Pop Sculpture: How to Create Action Figures and Collectible Statues

Thursday, December 2, 2010


Last week my cousin Tiffany hit me up to sit and be her guinea pig for an assignment in her theater make-up lab class at Santa Rosa Junior College.  The assignment: gender transformation.

Unfortunately, she ran a bit late that morning and was missing half of her kit as well as the wig she'd picked out.  Then it turned out that the hat she brought was way too small for me.  Given all of the handicaps, I think she still did a decent job.

Of course, I have looked better:

After the photoshoot, I eagerly scrubbed off as much of the drag queen as I could before Tiffany took me on a tour of the set shop where they were tuning up all of the set pieces for this weekend's production of Roald Dahl's Willy Wonka and the Chocolate Factory."  It looks like it will be a fun show.

You can get more information about it at their website: http://www.santarosa.edu/theatrearts/index.html


Tron Lightcycle by Parker Brothers Choppers

As I mentioned the other day, this outfit down in Florida is making seven of these. Here's the first one going though its initial road tests a couple of weeks ago.

You can see more videos of the lightcycle, including some in-progress footage on their Youtube channel.
I still want to see it lit up.

Wednesday, December 1, 2010

Red vs. Blue Caboose Helmet Begins

A few folks pointed out that my lineup of Red vs. Blue costumes were inaccurate because Caboose (the taller blue guy) was wearing the correct MkVI helmet and he was supposed to be wearing the wrong Mk5 helmet.  They were right.

In all of my searching, the best looking version of the H3 Mk5 helmet that I can find is still the model made by 405th user "flyingsquirl" for building with the Pepakura software.  While I was in Afghanistan, I actually ended up building this particular model.  Unfortunately, I made it way too big and ended up giving it to the driver assigned to my office, a Canadian Army Master Corporal who put some TLC into it and ended up wearing it out and about* while he was still in-country:

I built a smaller version as well, but then I decided that the proportions were still off and I didn't want to mess with the paper helmets anymore. 

Fast forward almost two years and fortunately, through a ridiculously convoluted process of file conversion, I am now able to cut that model into slices that Lopez the Robot Whittler could cut out for me.  Here's the four slices that make up the top of the helmet cut out in MDF with a coating of epoxy to harden and seal them:Caboose Helmet Begins

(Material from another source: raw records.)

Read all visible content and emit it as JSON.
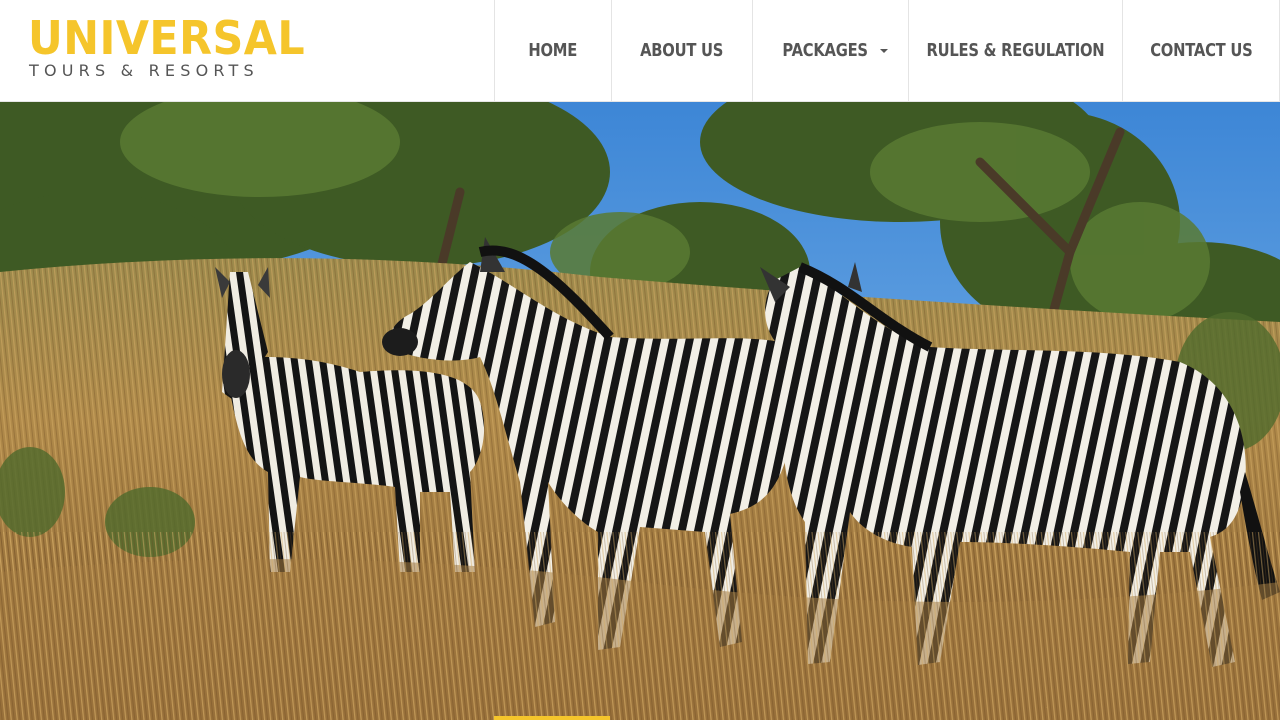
{
  "brand": {
    "name": "UNIVERSAL",
    "tagline": "TOURS & RESORTS"
  },
  "nav": {
    "items": [
      {
        "label": "HOME"
      },
      {
        "label": "ABOUT US"
      },
      {
        "label": "PACKAGES",
        "has_dropdown": true
      },
      {
        "label": "RULES & REGULATION"
      },
      {
        "label": "CONTACT US"
      }
    ]
  },
  "hero": {
    "image": "hero-image-zebras-in-savanna"
  },
  "colors": {
    "accent": "#f5c52b",
    "nav_text": "#555555",
    "sky": "#3f8fd8",
    "grass": "#b08a4a"
  }
}
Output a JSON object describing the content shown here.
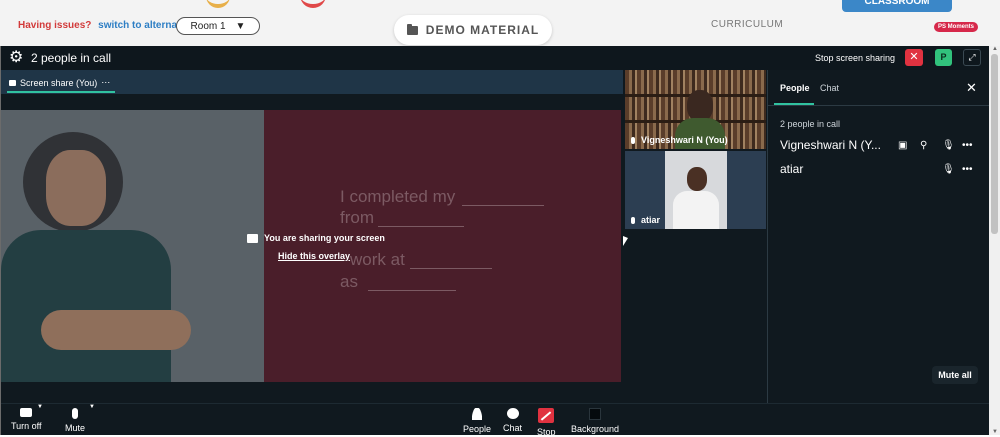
{
  "topbar": {
    "issues_text": "Having issues?",
    "alternate_link": "switch to alternate room",
    "room_value": "Room 1",
    "demo_material_label": "DEMO MATERIAL",
    "curriculum_label": "CURRICULUM",
    "classroom_tab": "CLASSROOM",
    "ps_moments": "PS Moments"
  },
  "call": {
    "title": "2 people in call",
    "stop_sharing_label": "Stop screen sharing",
    "p_badge": "P"
  },
  "screen_share": {
    "tab_label": "Screen share (You)",
    "tab_menu": "⋯",
    "overlay_message": "You are sharing your screen",
    "hide_overlay_label": "Hide this overlay",
    "slide_lines": [
      "I completed my",
      "from",
      "work at",
      "as"
    ]
  },
  "tiles": [
    {
      "name": "Vigneshwari N (You)"
    },
    {
      "name": "atiar"
    }
  ],
  "panel": {
    "tab_people": "People",
    "tab_chat": "Chat",
    "count_text": "2 people in call",
    "participants": [
      {
        "name": "Vigneshwari N (Y..."
      },
      {
        "name": "atiar"
      }
    ],
    "mute_all_label": "Mute all"
  },
  "bottombar": {
    "turn_off_label": "Turn off",
    "mute_label": "Mute",
    "people_label": "People",
    "chat_label": "Chat",
    "stop_label": "Stop",
    "background_label": "Background"
  },
  "colors": {
    "accent_teal": "#31c2a0",
    "danger_red": "#e03240",
    "p_green": "#31c27c",
    "call_bg": "#10191f"
  }
}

Here's the other slices for the sides of the helmet attached:
Caboose Helmet Sides

As you can see, I made a significant mistake while slicing the model and ended up with some big gaps at the chin and a foreshortened nose.  Fortunately, it still fits:
Caboose Helmet Test Fit

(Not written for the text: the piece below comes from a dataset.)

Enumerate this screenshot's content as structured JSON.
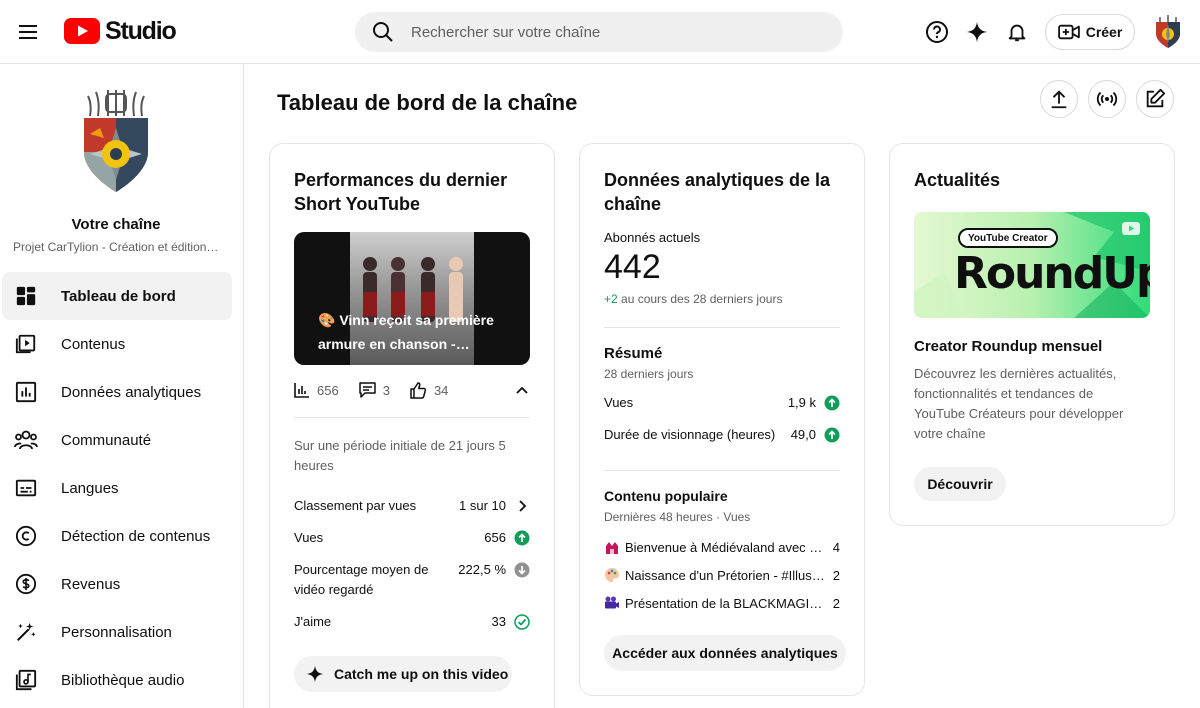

The next step will be a lengthy process of filling the gaps and building up the nose with some Bondo.  Then sanding, filling, smoothing, and shaping before I finish cutting out the faceshield area and adding all of the little details to the back of the head.

Stay tuned.  I'm sure I'll write updates about this build on a rare and intermittent basis...

*This photo was not retouched at all. That goofy bastard actually went walking around in the mountains of Afghanistan wearing a paper helmet that I made.